__Task to complete__.
Check every line below for the string "words", and copy the lines that contain it.

[Stored items from a collection]
# # # # #

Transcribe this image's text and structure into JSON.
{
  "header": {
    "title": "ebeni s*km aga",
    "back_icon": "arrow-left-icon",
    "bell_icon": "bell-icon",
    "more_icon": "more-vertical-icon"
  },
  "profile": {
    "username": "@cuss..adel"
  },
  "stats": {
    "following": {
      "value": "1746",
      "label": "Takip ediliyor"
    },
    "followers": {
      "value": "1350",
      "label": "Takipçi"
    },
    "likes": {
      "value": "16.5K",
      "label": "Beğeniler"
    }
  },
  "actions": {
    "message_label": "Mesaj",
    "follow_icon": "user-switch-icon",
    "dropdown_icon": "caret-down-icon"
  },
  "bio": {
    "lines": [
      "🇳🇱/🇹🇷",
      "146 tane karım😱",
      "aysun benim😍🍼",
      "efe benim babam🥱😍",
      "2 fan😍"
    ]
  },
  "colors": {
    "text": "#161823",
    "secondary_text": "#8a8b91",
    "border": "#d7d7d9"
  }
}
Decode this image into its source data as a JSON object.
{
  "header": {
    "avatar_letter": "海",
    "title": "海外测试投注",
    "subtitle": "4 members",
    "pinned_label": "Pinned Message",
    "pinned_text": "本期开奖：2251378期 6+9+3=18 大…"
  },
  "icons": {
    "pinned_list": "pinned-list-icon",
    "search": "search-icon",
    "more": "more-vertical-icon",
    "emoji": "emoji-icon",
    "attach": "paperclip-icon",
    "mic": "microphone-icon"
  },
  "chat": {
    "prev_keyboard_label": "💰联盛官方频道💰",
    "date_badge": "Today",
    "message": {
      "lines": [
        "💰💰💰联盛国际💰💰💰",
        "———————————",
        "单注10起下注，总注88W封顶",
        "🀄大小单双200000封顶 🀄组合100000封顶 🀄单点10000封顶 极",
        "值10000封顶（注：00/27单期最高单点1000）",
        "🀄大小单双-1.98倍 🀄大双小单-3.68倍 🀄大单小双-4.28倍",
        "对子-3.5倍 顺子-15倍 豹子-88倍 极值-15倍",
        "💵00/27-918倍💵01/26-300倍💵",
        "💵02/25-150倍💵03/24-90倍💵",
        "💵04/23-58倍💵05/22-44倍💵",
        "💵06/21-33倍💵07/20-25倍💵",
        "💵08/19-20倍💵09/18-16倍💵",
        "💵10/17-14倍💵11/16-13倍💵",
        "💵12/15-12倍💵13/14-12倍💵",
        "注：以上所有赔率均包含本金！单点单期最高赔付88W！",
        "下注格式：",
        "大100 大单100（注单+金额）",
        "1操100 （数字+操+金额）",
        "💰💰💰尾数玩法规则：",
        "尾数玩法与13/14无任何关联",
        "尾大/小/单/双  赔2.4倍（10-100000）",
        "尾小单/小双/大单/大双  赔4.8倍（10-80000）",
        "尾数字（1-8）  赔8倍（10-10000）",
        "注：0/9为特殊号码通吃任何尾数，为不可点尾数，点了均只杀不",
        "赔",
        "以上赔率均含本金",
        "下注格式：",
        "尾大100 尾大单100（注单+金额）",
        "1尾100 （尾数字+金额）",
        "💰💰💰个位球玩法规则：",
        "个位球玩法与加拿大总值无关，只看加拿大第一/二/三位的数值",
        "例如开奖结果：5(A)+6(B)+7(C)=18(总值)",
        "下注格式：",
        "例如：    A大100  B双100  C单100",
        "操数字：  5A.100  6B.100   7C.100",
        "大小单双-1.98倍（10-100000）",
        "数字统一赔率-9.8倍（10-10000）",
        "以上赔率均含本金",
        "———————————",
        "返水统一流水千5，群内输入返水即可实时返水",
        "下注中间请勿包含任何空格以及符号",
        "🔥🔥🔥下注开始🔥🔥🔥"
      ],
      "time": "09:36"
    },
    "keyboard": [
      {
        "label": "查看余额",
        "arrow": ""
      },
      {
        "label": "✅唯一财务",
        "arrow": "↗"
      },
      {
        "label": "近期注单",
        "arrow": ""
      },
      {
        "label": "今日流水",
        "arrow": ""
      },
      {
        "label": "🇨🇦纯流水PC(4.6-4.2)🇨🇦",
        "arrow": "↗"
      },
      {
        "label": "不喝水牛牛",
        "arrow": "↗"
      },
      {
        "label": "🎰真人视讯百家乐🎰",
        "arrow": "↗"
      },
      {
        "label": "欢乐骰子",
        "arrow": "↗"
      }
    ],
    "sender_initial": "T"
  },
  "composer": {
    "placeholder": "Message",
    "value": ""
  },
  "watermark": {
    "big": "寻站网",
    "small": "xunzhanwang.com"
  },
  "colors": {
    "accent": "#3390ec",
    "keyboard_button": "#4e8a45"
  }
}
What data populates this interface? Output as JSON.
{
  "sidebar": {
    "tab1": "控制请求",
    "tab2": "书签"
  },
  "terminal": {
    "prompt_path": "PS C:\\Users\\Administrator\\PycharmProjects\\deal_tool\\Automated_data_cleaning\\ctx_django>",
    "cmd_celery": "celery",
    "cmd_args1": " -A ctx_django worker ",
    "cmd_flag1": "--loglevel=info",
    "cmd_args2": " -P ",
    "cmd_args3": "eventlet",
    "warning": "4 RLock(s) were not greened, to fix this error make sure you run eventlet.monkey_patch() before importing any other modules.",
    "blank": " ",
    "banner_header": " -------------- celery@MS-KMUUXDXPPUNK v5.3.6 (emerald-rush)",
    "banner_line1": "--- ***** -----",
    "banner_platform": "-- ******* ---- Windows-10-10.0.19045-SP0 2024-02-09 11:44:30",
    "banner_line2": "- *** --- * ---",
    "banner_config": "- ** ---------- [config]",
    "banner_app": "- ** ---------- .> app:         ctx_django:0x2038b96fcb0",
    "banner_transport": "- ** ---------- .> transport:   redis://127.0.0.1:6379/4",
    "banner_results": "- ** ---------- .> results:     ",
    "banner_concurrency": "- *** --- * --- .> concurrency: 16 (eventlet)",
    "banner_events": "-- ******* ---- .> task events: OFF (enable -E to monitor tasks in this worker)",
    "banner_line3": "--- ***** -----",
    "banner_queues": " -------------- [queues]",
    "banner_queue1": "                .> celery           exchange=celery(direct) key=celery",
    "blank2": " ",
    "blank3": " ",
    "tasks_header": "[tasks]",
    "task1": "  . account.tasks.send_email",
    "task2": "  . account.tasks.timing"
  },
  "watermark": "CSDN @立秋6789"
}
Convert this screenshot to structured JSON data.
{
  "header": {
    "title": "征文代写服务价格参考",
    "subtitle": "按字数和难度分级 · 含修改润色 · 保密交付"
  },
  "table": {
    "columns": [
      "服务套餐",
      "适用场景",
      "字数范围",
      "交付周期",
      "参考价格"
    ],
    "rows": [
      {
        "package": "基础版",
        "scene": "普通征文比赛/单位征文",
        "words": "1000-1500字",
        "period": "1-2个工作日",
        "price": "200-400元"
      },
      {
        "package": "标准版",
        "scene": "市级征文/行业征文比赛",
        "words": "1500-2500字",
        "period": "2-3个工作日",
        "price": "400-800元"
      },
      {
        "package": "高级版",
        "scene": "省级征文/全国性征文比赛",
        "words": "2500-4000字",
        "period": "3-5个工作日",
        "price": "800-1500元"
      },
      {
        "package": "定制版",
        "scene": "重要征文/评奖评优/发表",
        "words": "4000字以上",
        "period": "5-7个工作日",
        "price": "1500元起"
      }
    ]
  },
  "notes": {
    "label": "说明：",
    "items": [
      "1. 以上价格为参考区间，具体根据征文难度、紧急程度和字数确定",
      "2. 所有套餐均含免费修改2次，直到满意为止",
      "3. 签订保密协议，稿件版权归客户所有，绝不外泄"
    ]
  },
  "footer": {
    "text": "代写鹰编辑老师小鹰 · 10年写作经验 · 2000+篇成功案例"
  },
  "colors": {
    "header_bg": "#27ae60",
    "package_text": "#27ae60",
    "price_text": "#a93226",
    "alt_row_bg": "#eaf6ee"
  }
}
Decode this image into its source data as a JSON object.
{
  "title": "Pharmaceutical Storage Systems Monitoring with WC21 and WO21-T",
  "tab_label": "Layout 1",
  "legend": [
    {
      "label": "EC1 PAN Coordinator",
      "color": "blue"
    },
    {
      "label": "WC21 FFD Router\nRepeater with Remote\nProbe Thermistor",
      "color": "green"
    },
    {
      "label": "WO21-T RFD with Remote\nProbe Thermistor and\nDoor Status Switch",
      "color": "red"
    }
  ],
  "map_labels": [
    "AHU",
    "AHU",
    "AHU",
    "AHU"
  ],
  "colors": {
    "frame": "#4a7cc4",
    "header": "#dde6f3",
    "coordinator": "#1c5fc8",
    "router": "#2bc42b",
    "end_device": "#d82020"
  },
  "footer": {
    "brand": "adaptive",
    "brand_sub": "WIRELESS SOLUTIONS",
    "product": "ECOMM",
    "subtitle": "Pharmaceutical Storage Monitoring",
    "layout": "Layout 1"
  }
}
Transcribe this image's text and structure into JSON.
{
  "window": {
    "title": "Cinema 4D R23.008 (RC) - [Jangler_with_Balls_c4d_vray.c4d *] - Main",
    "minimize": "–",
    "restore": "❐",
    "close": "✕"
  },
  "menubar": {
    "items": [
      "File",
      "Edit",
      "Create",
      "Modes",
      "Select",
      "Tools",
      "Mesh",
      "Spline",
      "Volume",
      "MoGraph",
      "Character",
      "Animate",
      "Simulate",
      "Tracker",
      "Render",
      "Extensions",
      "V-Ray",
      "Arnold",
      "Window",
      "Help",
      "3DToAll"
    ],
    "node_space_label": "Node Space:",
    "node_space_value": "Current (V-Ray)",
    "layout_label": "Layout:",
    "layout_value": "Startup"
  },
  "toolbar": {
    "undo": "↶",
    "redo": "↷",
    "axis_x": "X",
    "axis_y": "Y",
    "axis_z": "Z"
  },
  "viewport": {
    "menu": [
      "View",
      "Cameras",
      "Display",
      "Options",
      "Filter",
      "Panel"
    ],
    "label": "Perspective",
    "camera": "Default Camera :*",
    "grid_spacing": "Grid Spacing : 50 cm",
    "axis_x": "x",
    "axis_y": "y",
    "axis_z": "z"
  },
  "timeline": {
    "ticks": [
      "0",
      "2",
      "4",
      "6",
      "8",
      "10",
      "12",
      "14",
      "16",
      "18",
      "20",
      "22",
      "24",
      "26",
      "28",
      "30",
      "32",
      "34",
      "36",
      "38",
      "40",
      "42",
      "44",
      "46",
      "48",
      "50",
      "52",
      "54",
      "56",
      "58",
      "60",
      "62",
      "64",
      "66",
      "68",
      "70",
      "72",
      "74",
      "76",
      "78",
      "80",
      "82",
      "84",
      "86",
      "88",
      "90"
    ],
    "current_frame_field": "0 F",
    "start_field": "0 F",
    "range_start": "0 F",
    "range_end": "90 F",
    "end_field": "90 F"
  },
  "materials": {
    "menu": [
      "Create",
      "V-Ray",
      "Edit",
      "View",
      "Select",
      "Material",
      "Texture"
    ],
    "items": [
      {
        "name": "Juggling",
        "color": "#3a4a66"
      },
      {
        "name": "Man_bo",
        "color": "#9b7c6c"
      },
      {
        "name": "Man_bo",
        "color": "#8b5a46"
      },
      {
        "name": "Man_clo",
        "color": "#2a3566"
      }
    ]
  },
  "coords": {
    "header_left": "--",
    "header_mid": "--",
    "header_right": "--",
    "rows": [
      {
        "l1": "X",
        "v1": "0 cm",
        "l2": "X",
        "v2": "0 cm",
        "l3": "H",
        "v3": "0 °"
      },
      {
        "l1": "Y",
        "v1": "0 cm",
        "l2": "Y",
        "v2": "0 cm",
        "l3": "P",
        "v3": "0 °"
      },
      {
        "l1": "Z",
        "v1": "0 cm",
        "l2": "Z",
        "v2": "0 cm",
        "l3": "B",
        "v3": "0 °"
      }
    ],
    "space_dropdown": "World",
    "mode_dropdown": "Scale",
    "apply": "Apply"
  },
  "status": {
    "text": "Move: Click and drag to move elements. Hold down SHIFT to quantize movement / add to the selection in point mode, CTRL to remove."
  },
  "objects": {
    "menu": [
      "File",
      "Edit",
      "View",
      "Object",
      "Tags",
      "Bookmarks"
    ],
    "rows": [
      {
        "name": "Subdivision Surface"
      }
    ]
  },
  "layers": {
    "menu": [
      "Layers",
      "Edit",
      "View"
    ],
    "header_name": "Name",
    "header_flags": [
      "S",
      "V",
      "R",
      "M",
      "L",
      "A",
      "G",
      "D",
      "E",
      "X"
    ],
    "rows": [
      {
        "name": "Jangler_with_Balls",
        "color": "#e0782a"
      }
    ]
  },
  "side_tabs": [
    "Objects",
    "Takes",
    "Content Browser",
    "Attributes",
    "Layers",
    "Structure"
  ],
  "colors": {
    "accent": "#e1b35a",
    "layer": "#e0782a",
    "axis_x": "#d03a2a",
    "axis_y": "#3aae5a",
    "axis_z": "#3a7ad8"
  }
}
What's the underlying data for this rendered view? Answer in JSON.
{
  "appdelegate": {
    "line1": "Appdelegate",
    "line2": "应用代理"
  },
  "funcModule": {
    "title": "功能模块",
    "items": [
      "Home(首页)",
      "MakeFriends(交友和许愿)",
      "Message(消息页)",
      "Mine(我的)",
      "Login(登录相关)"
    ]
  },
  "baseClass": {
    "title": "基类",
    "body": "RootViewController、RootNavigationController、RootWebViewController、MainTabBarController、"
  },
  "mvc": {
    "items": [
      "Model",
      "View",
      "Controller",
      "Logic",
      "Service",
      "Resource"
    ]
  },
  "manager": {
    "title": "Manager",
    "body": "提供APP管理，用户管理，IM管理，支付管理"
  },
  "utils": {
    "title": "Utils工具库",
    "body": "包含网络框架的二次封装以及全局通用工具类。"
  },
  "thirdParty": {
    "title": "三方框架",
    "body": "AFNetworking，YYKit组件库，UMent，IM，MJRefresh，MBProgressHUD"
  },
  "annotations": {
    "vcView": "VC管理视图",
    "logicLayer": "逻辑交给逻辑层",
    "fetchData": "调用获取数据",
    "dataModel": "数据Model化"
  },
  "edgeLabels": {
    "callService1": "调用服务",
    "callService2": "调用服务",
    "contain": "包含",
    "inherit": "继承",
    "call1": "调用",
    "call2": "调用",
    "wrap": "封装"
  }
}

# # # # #

__Output of the task__.
        "words": "1000-1500字",
        "words": "1500-2500字",
        "words": "2500-4000字",
        "words": "4000字以上",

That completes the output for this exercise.